Instructions for the task: Reproduce every record below exactly as written, but leave out any pictures.
*** Exercise input ***
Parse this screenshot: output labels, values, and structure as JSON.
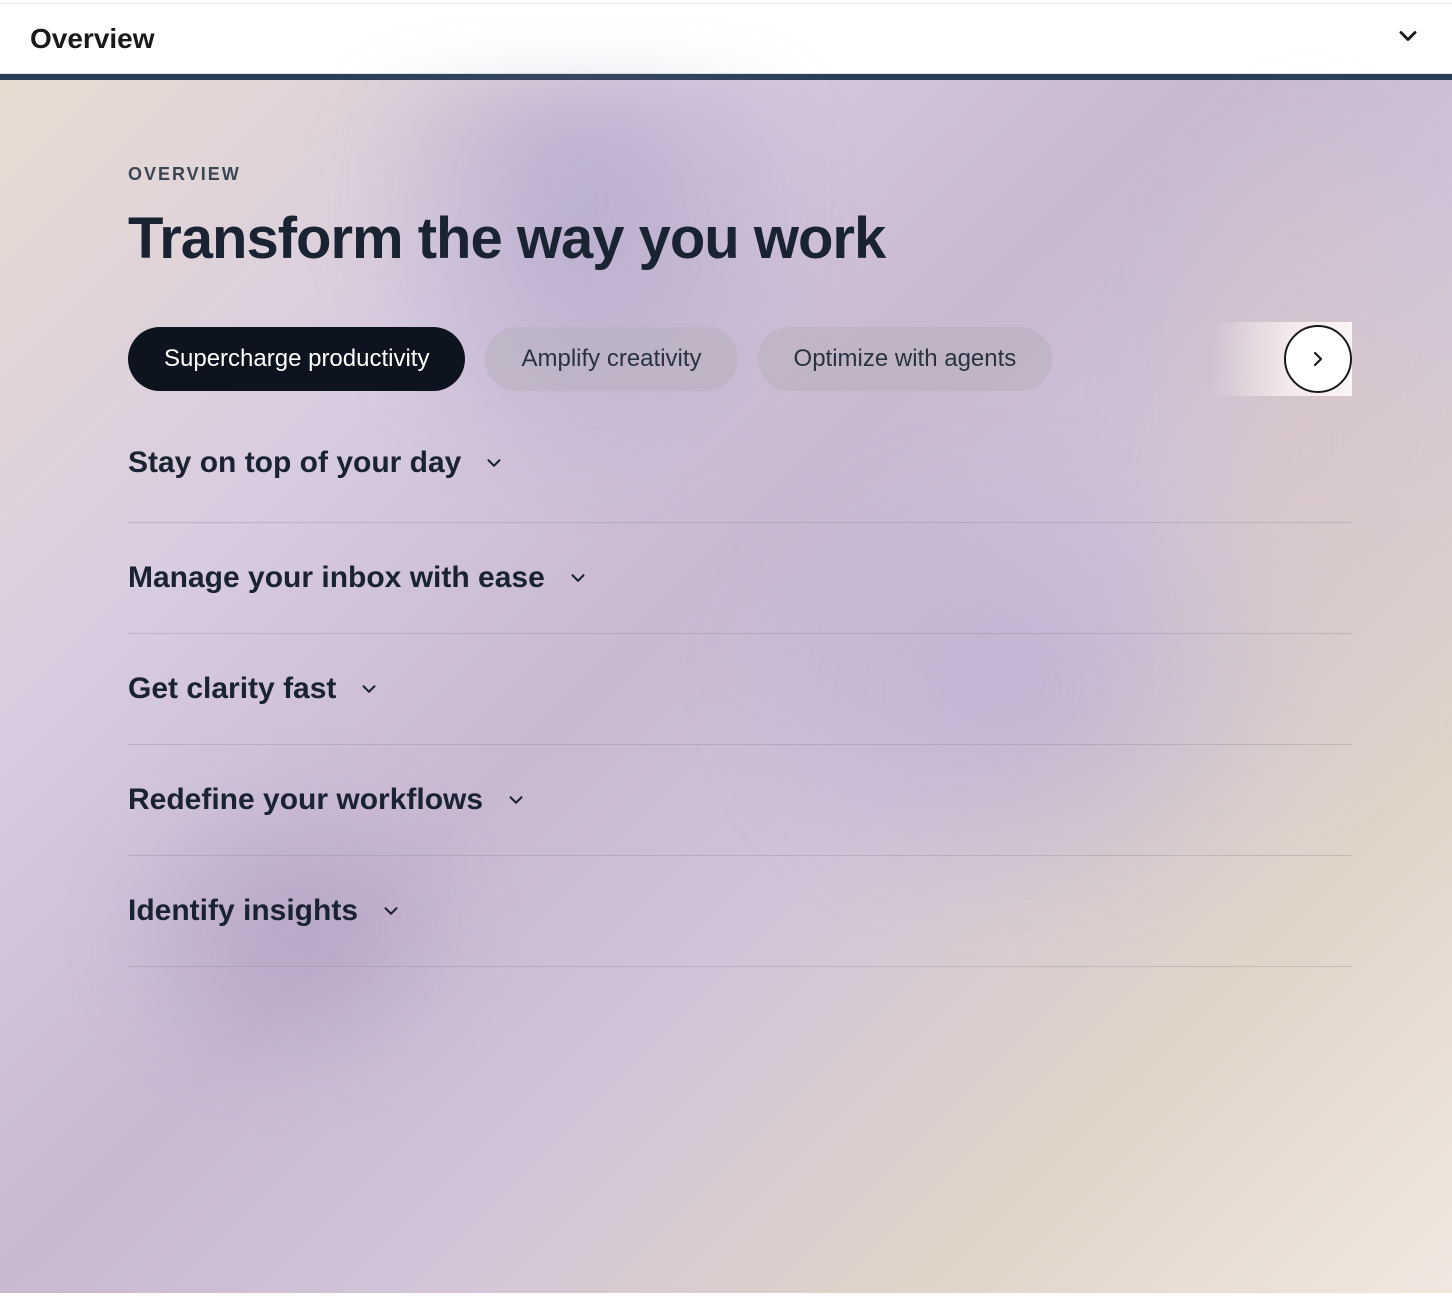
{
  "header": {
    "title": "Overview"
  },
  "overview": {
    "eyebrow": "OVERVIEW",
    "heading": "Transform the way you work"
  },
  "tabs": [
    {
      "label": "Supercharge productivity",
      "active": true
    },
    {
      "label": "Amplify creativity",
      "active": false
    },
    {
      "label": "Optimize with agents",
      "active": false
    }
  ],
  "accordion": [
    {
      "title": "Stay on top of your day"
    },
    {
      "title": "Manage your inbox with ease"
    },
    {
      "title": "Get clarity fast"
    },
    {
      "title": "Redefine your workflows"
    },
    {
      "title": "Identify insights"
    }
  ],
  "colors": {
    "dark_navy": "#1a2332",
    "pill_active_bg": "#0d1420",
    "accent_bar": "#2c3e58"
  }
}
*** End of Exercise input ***
Reply:
Parse this screenshot: output labels, values, and structure as JSON.
{
  "header": {
    "title": "Overview"
  },
  "overview": {
    "eyebrow": "OVERVIEW",
    "heading": "Transform the way you work"
  },
  "tabs": [
    {
      "label": "Supercharge productivity",
      "active": true
    },
    {
      "label": "Amplify creativity",
      "active": false
    },
    {
      "label": "Optimize with agents",
      "active": false
    }
  ],
  "accordion": [
    {
      "title": "Stay on top of your day"
    },
    {
      "title": "Manage your inbox with ease"
    },
    {
      "title": "Get clarity fast"
    },
    {
      "title": "Redefine your workflows"
    },
    {
      "title": "Identify insights"
    }
  ],
  "colors": {
    "dark_navy": "#1a2332",
    "pill_active_bg": "#0d1420",
    "accent_bar": "#2c3e58"
  }
}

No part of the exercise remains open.